“Though FWP promised massive funding and resources, it’s clear the state does not have a concrete plan for the immediate term — despite our fishery needing immediate action and leadership,” he said. “So, working together with national fly fishing brands and private donors we’ve launched the Save Wild Trout campaign.”

The nonprofit intends to commission study of the rivers and what factors might be driving the decline in trout, Fellin said.

“On the basis of expert science, we will call for any necessary legislative, regulatory or policy changes for river and fisheries management,” he said.

Fellin described Save Wild Trout as a coordinated effort led by Upper Missouri Waterkeeper, founded in 2013.

“After the governor failed to respond, businesses, advocates and community saw the need to take control and provide leadership absent Gianforte,” he said.

Upper Missouri Waterkeeper’s website says the organization uses “a combination of strong science, community action and legal expertise to defend the Upper Missouri River, its tributaries and communities against threats to clean water and healthy rivers.”

For now, it’s not clear what the most salient threats are to trout living in rivers famous for the quality of their fishing and fishing experiences. FWP has said low flows are likely a factor, partly because trout need cold, clear water to thrive and partly because related stress for the fish makes them more vulnerable to disease. Photos of trout netted in the rivers show fish apparently afflicted by fungus. Angling pressure has increased year-by-year and catch-and-release can also stress trout and cause mortality.

Paul Siddoway, a longtime advocate for the Big Hole River, said wild trout flourished in the rivers of southwest Montana after the decision in the mid-1970s to stop planting fish.

Yet he said a die-off of brown trout, attributed to a fungus, killed a large percentage of spawning age fish in 2014-15.

“I started pushing for spawning closures on the Big Hole after the 2014-15 die-off and was met with considerable opposition from FWP, as it was not widely accepted that there was a need to panic regarding the brown trout die-off,” Siddoway said. “Fast forward eight years later and our brown and rainbow trout numbers are at historic lows.”

He said the current system “is plagued with procrastination and the inability to make decisions in a timely manner.”

Shaun Jeszenka, an outfitter and owner of Frontier Anglers in Dillon, said he supports the privately funded effort to respond to declining trout populations.

“I think that the Save Wild Trout campaign is necessary, not only to fund the independent study, but to continue to keep the focus on the Big Hole,” Jeszenka said.

“I’m of the opinion that the only way the situation will improve is if we can keep more water in the river in late summer and early fall,” he said. “Leasing or buying water seems like the best solution to me.”

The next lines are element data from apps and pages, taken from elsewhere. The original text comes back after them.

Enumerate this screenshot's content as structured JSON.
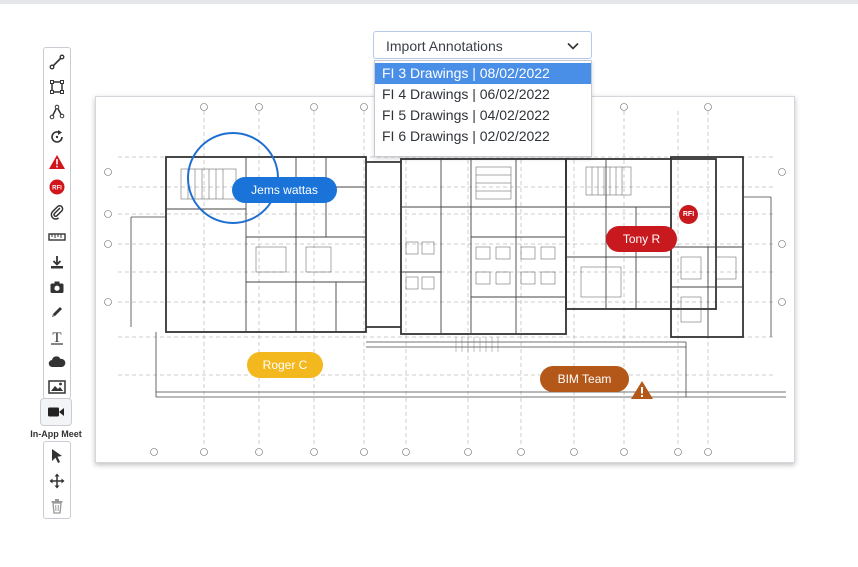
{
  "toolbar": {
    "tools": [
      {
        "icon": "line-tool-icon"
      },
      {
        "icon": "rectangle-tool-icon"
      },
      {
        "icon": "polyline-tool-icon"
      },
      {
        "icon": "rotate-icon"
      },
      {
        "icon": "issue-warning-icon"
      },
      {
        "icon": "rfi-icon",
        "text": "RFI"
      },
      {
        "icon": "attachment-icon"
      },
      {
        "icon": "measure-ruler-icon"
      },
      {
        "icon": "download-icon"
      },
      {
        "icon": "camera-icon"
      },
      {
        "icon": "pencil-icon"
      },
      {
        "icon": "text-tool-icon",
        "text": "T"
      },
      {
        "icon": "cloud-icon"
      },
      {
        "icon": "image-icon"
      }
    ],
    "meet_label": "In-App Meet",
    "bottom_tools": [
      {
        "icon": "select-pointer-icon"
      },
      {
        "icon": "move-icon"
      },
      {
        "icon": "trash-icon"
      }
    ]
  },
  "import": {
    "label": "Import Annotations",
    "options": [
      "FI 3 Drawings | 08/02/2022",
      "FI 4 Drawings | 06/02/2022",
      "FI 5 Drawings | 04/02/2022",
      "FI 6 Drawings | 02/02/2022"
    ],
    "selected_index": 0
  },
  "annotations": {
    "jems": "Jems wattas",
    "tony": "Tony R",
    "roger": "Roger C",
    "bim": "BIM Team",
    "rfi_badge": "RFI"
  },
  "colors": {
    "blue": "#1a73d9",
    "red": "#c8191f",
    "yellow": "#f4b81f",
    "brown": "#b4581a",
    "selected": "#4a8fe7"
  }
}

Fellin said Save Wild Trout will convene an independent panel of multi-disciplinary experts to study the collapse of southwest Montana’s trout populations. The panel will “identify causes and propose solutions,” he said, including legislative, regulatory and/or policy reforms.

The move to establish Save Wild Trout follows revelations that both rainbow and brown trout populations are declining in rivers in the Jefferson Basin.

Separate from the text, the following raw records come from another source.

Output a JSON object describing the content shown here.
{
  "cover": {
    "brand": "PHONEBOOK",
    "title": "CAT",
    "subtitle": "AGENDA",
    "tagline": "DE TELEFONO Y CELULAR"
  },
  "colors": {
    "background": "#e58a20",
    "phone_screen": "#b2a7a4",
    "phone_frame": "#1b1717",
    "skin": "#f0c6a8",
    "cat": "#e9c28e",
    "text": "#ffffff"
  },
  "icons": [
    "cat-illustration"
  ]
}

FWP has determined trout populations have reached historic lows in the Big Hole River and elsewhere in the region.

Potential contributors to the declines include: climate change, increased nutrients, warming water temperatures, irrigation withdrawals, fungus, parasites, a dramatic increase in angling days on the river and trout stressed by catch-and-release fishing, algal blooms and more.

Data from three sections of the Big Hole River showed the fewest number of brown and rainbow trout since data were first collected in 1969.

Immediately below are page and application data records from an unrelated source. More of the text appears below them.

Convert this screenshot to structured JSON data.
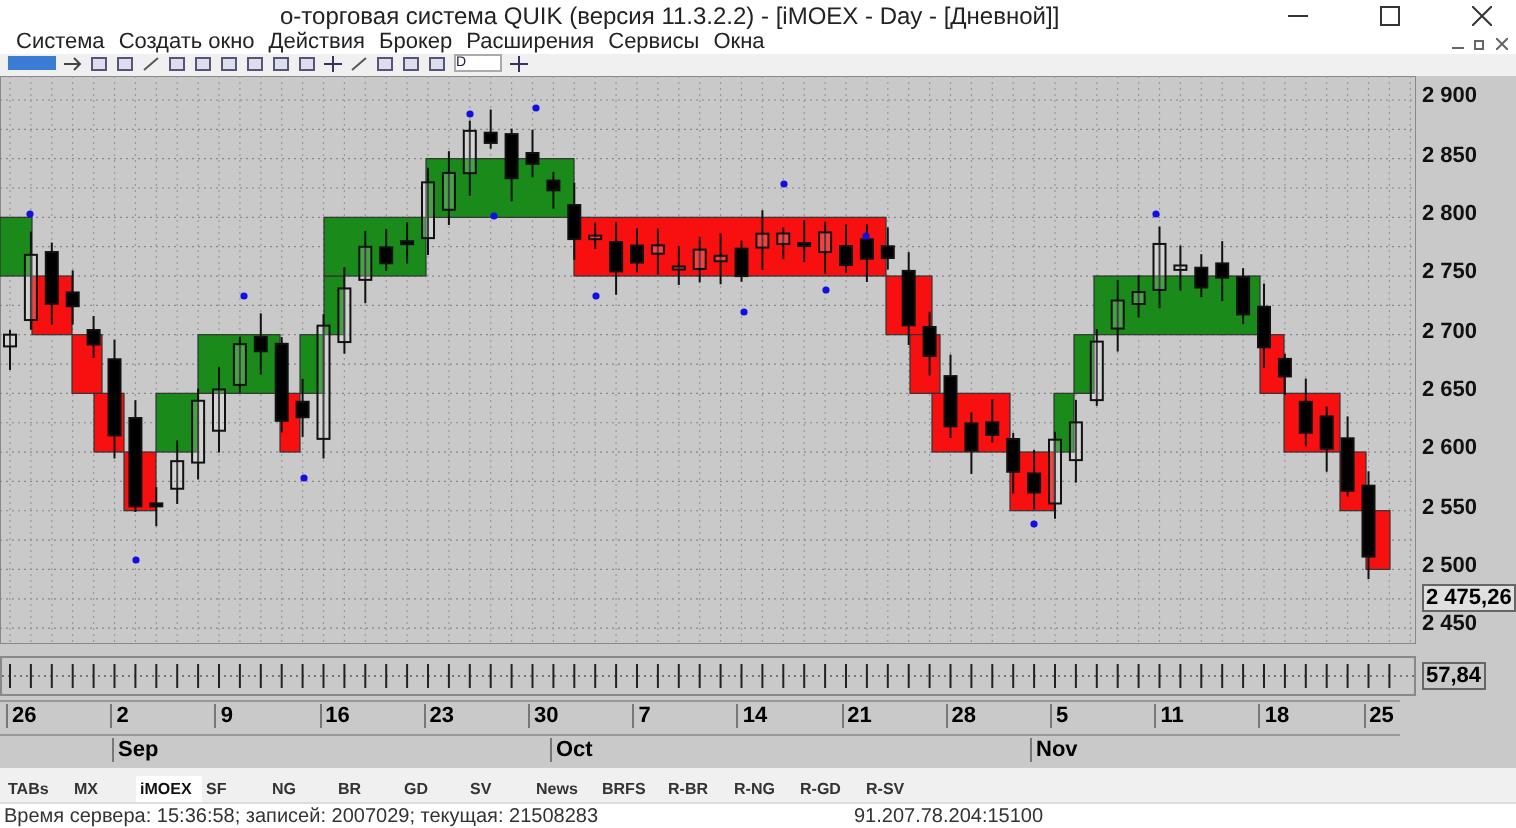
{
  "window": {
    "title": "о-торговая система QUIK (версия 11.3.2.2) - [iMOEX - Day - [Дневной]]"
  },
  "menu": [
    "Система",
    "Создать окно",
    "Действия",
    "Брокер",
    "Расширения",
    "Сервисы",
    "Окна"
  ],
  "toolbar": {
    "interval": "D"
  },
  "chart": {
    "price_labels": [
      "2 900",
      "2 850",
      "2 800",
      "2 750",
      "2 700",
      "2 650",
      "2 600",
      "2 550",
      "2 500",
      "2 450"
    ],
    "last_price": "2 475,26",
    "date_labels": [
      "26",
      "2",
      "9",
      "16",
      "23",
      "30",
      "7",
      "14",
      "21",
      "28",
      "5",
      "11",
      "18",
      "25"
    ],
    "months": [
      "Sep",
      "Oct",
      "Nov"
    ]
  },
  "indicator": {
    "value": "57,84"
  },
  "tabs": [
    {
      "label": "TABs",
      "selected": false
    },
    {
      "label": "MX",
      "selected": false
    },
    {
      "label": "iMOEX",
      "selected": true
    },
    {
      "label": "SF",
      "selected": false
    },
    {
      "label": "NG",
      "selected": false
    },
    {
      "label": "BR",
      "selected": false
    },
    {
      "label": "GD",
      "selected": false
    },
    {
      "label": "SV",
      "selected": false
    },
    {
      "label": "News",
      "selected": false
    },
    {
      "label": "BRFS",
      "selected": false
    },
    {
      "label": "R-BR",
      "selected": false
    },
    {
      "label": "R-NG",
      "selected": false
    },
    {
      "label": "R-GD",
      "selected": false
    },
    {
      "label": "R-SV",
      "selected": false
    }
  ],
  "status_bar": {
    "server": "Время сервера: 15:36:58; записей: 2007029; текущая: 21508283",
    "address": "91.207.78.204:15100"
  }
}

The popular Melrose section — which stretches roughly from Melrose to Browne’s Bridge near Glen — is estimated to host fewer than 500 brown and rainbow trout per mile. Melrose peaked at nearly 3,000 fish at the century’s turn and maintained an estimated 2,500 brown and rainbow trout in 2015.

In spite of the sobering numbers, people on the Big Hole are still catching fish. The river was busy Friday with anglers floating and casting.